Element data from apps and pages
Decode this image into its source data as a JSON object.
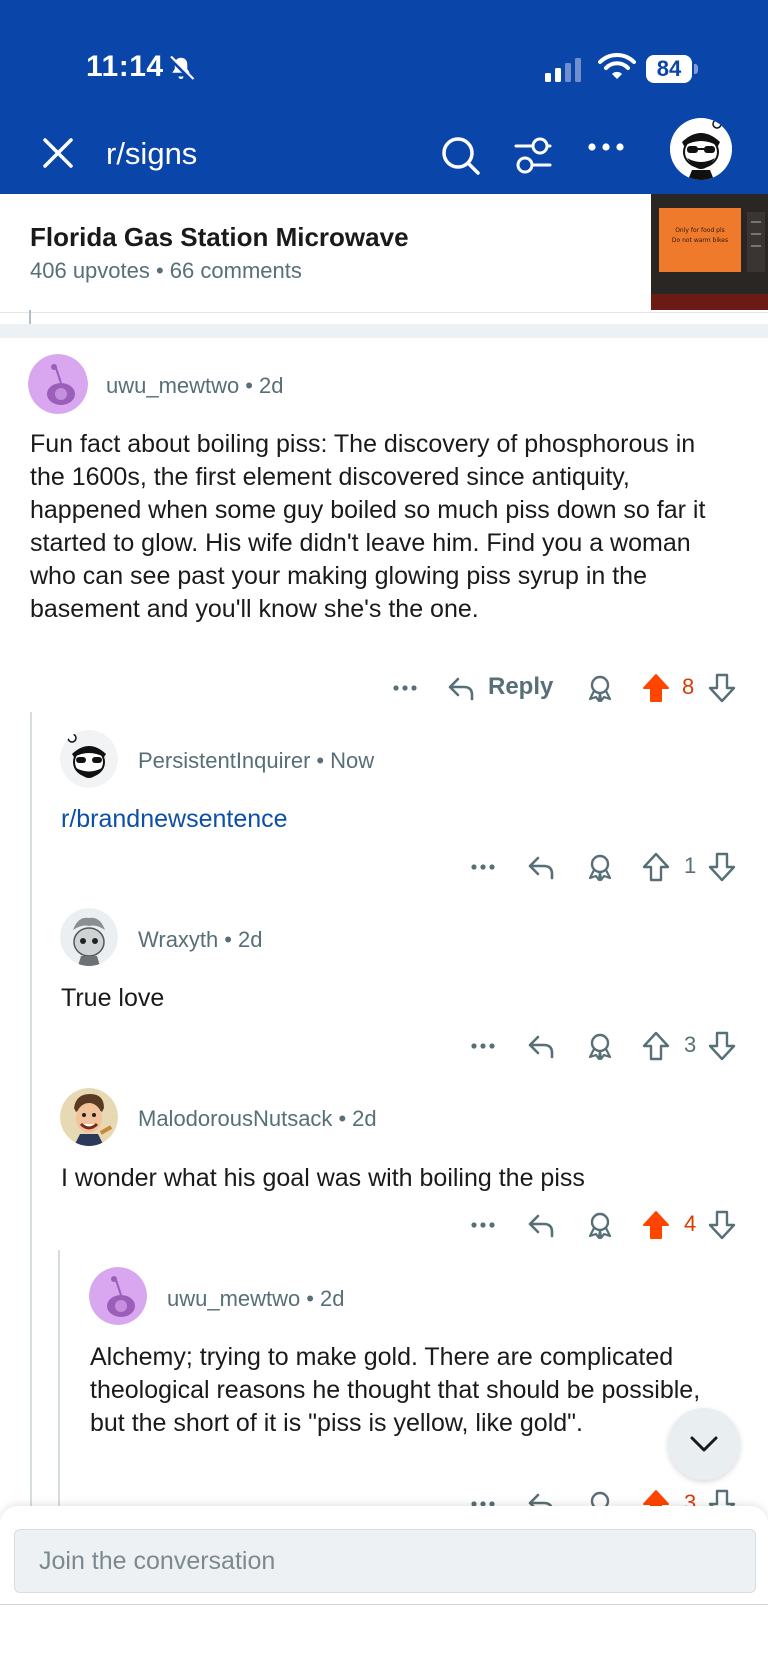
{
  "status_bar": {
    "time": "11:14",
    "battery": "84"
  },
  "toolbar": {
    "subreddit": "r/signs"
  },
  "post": {
    "title": "Florida Gas Station Microwave",
    "meta": "406 upvotes • 66 comments",
    "thumb_lines": [
      "Only for food pls",
      "Do not warm bikes"
    ]
  },
  "comments": [
    {
      "author": "uwu_mewtwo",
      "age": "2d",
      "body": "Fun fact about boiling piss: The discovery of phosphorous in the 1600s, the first element discovered since antiquity, happened when some guy boiled so much piss down so far it started to glow. His wife didn't leave him. Find you a woman who can see past your making glowing piss syrup in the basement and you'll know she's the one.",
      "reply_label": "Reply",
      "votes": "8",
      "upvoted": true
    },
    {
      "author": "PersistentInquirer",
      "age": "Now",
      "body": "r/brandnewsentence",
      "votes": "1",
      "upvoted": false
    },
    {
      "author": "Wraxyth",
      "age": "2d",
      "body": "True love",
      "votes": "3",
      "upvoted": false
    },
    {
      "author": "MalodorousNutsack",
      "age": "2d",
      "body": "I wonder what his goal was with boiling the piss",
      "votes": "4",
      "upvoted": true
    },
    {
      "author": "uwu_mewtwo",
      "age": "2d",
      "body": "Alchemy; trying to make gold. There are complicated theological reasons he thought that should be possible, but the short of it is \"piss is yellow, like gold\".",
      "votes": "3",
      "upvoted": true
    }
  ],
  "composer": {
    "placeholder": "Join the conversation"
  },
  "colors": {
    "header": "#0a45a9",
    "upvote": "#ff4500",
    "link": "#0b4fa8"
  },
  "icons": [
    "bell-off-icon",
    "signal-icon",
    "wifi-icon",
    "close-icon",
    "search-icon",
    "filter-icon",
    "more-icon",
    "reply-icon",
    "award-icon",
    "upvote-icon",
    "downvote-icon",
    "chevron-down-icon"
  ]
}
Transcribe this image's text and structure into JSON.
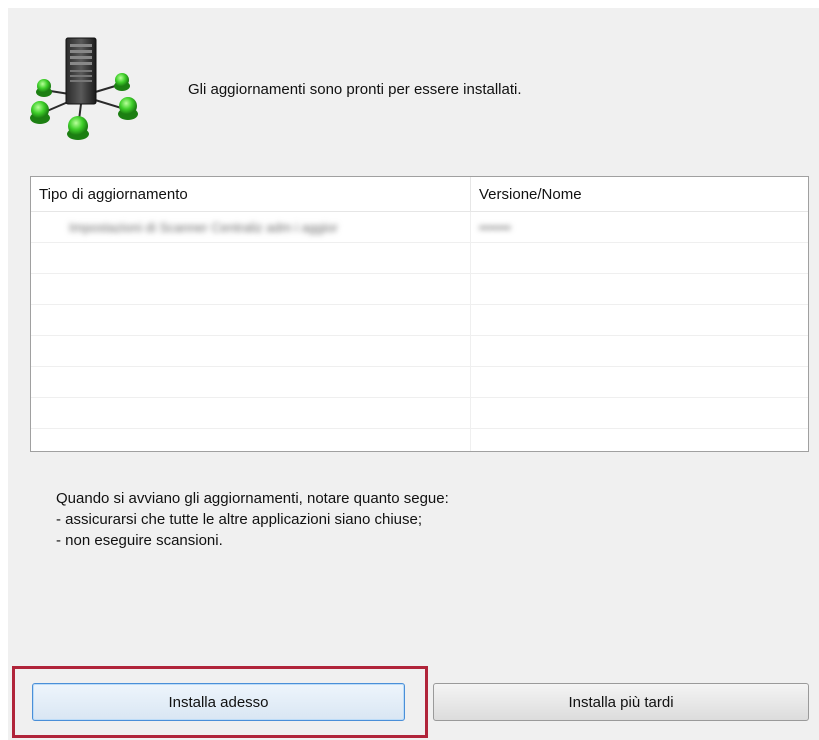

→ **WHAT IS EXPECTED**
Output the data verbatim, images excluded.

→ **ANSWER BELOW**
Decode this image into its source data as a JSON object.
{
  "status_bar": {
    "time": "11:14",
    "battery": "84"
  },
  "toolbar": {
    "subreddit": "r/signs"
  },
  "post": {
    "title": "Florida Gas Station Microwave",
    "meta": "406 upvotes • 66 comments",
    "thumb_lines": [
      "Only for food pls",
      "Do not warm bikes"
    ]
  },
  "comments": [
    {
      "author": "uwu_mewtwo",
      "age": "2d",
      "body": "Fun fact about boiling piss: The discovery of phosphorous in the 1600s, the first element discovered since antiquity, happened when some guy boiled so much piss down so far it started to glow. His wife didn't leave him. Find you a woman who can see past your making glowing piss syrup in the basement and you'll know she's the one.",
      "reply_label": "Reply",
      "votes": "8",
      "upvoted": true
    },
    {
      "author": "PersistentInquirer",
      "age": "Now",
      "body": "r/brandnewsentence",
      "votes": "1",
      "upvoted": false
    },
    {
      "author": "Wraxyth",
      "age": "2d",
      "body": "True love",
      "votes": "3",
      "upvoted": false
    },
    {
      "author": "MalodorousNutsack",
      "age": "2d",
      "body": "I wonder what his goal was with boiling the piss",
      "votes": "4",
      "upvoted": true
    },
    {
      "author": "uwu_mewtwo",
      "age": "2d",
      "body": "Alchemy; trying to make gold. There are complicated theological reasons he thought that should be possible, but the short of it is \"piss is yellow, like gold\".",
      "votes": "3",
      "upvoted": true
    }
  ],
  "composer": {
    "placeholder": "Join the conversation"
  },
  "colors": {
    "header": "#0a45a9",
    "upvote": "#ff4500",
    "link": "#0b4fa8"
  },
  "icons": [
    "bell-off-icon",
    "signal-icon",
    "wifi-icon",
    "close-icon",
    "search-icon",
    "filter-icon",
    "more-icon",
    "reply-icon",
    "award-icon",
    "upvote-icon",
    "downvote-icon",
    "chevron-down-icon"
  ]
}
Transcribe this image's text and structure into JSON.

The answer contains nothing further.